“We’re working with churches and homeless shelters, people who are trying to put together programs teaching culinary skills,” he said. “Problem is, I can’t hire them. Until the law changes, I have to be leery and have to be cognizant of where these guys are in the building so we aren’t in violation.”
Kotar traveled to Jefferson City earlier this month to testify for legislation that aims to change that.
“Being convicted of a felony shouldn’t automatically disqualify someone from an entry-level job, especially when they’ve served their time and are trying to find ways to begin the process of reentry into society,” said Sen. Caleb Rowden, a Columbia Republican sponsoring the legislation.
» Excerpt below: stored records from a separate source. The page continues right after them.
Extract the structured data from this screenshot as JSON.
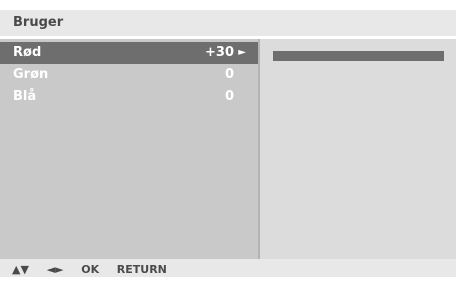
{
  "menu": {
    "title": "Bruger",
    "items": [
      {
        "label": "Rød",
        "value": "+30",
        "selected": true,
        "arrow": "►"
      },
      {
        "label": "Grøn",
        "value": "0",
        "selected": false
      },
      {
        "label": "Blå",
        "value": "0",
        "selected": false
      }
    ]
  },
  "level": {
    "fraction": 1.0
  },
  "navigation": {
    "up_down": "▲▼",
    "left_right": "◄►",
    "ok": "OK",
    "return": "RETURN"
  },
  "colors": {
    "panel_left": "#c9c9c9",
    "panel_right": "#dcdcdc",
    "highlight": "#6e6e6e",
    "bar_fill": "#6e6e6e",
    "title_bg": "#e8e8e8",
    "text_dark": "#4a4a4a",
    "text_light": "#ffffff"
  }
}
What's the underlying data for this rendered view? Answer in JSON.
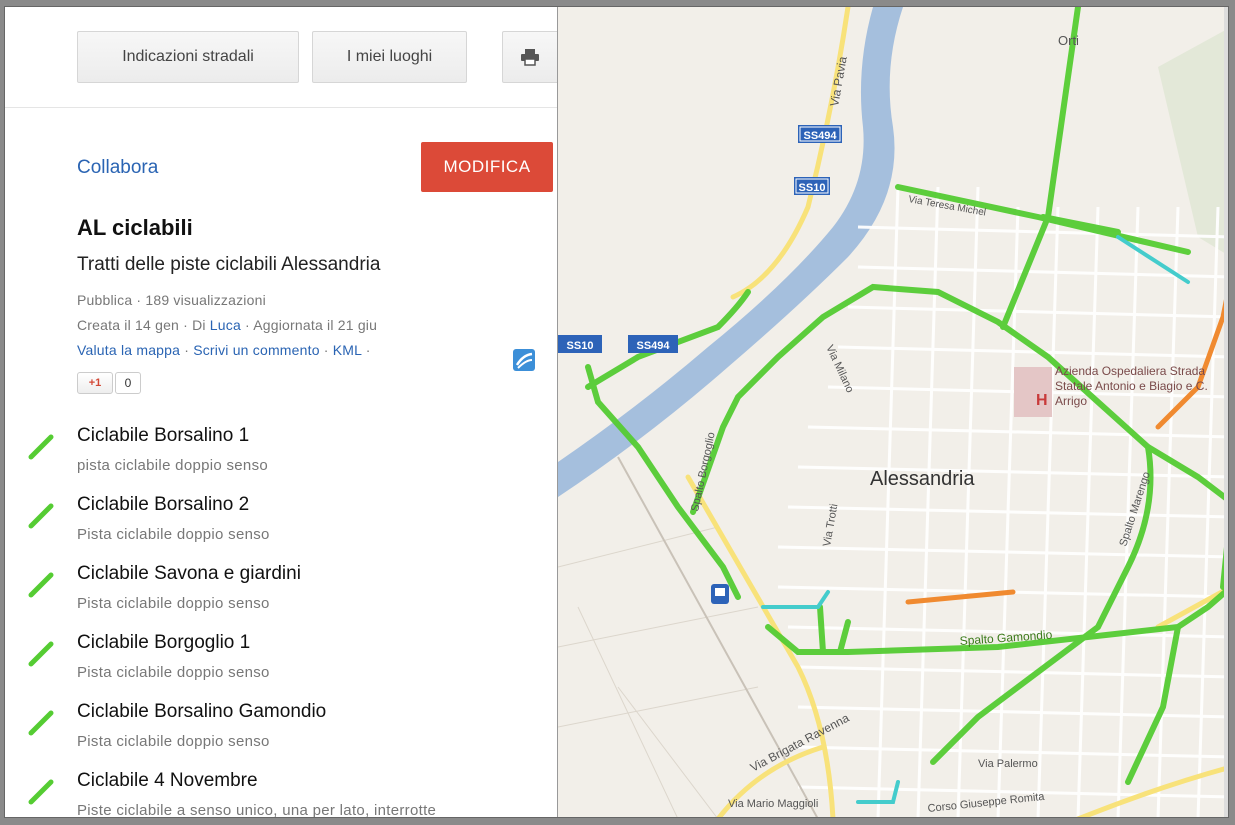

It passed out of committee on Monday.
Jennifer Bukowsky, a criminal defense attorney in Columbia, brought the issue to Rowden’s attention after watching for years as the law created a stumbling block for people trying to turn their lives around.
People serve their time but find themselves locked out of jobs like those at gas stations and convenient stores, she said, because they aren’t allowed to sell lottery tickets.
“Right now, the job opportunities for felons in Missouri are generally limited to construction and fast food,” Bukowsky said. “This legislation would immediately and materially expand the job openings for which these individuals may apply.”
Sara Baker, legislative and policy director for the ACLU of Missouri, said the legislation was “about giving people a second chance.”
“Missouri should be a place where you can get a second chance,” she said, “and justice should be restorative.”
It’s already won bipartisan support, with Sen. Kiki Curls, a Kansas City Democrat, signing on as co-sponsor in the Senate. The House version of the bill is sponsored by two Republicans from Boone County and Rep. Bruce Franks, a St. Louis Democrat.
It’s also won buy-in from the Missouri Petroleum Marketers & Convenience Store Association, which sees the current law as an impediment to finding employees.
“My members hire and employ many thousands of people across the state of Missouri,” said Ron Leone, executive director of the Missouri Petroleum Marketers & Convenience Store Association. “This increases the applicant pool without subjecting employers to any hiring mandates, quotas or any liability.”
Working in the dish pit is not easy, Kotar said. In his restaurant, they are the only employees who have to run up and down the building’s three flights of stairs. They leave work soaking wet, often late at night.
“It’s a hard job,” he said, “but they’re able to make a good living doing it.”
He’s had no worse luck finding good employees who are felons than any other workers, he said.
In fact, he’s probably had better luck.
When he hires college students, he said, many just suddenly stop showing up. The people he has hired with felony records are some of his hardest workers, he said, because “they don’t want to go back to where they came from. They want to be here.”
Kotar told lawmakers the ban on felons selling liquor or lottery tickets is “a crazy law, in my opinion.”
“Who among us,” he said, “has not done something that we wish we could take back?”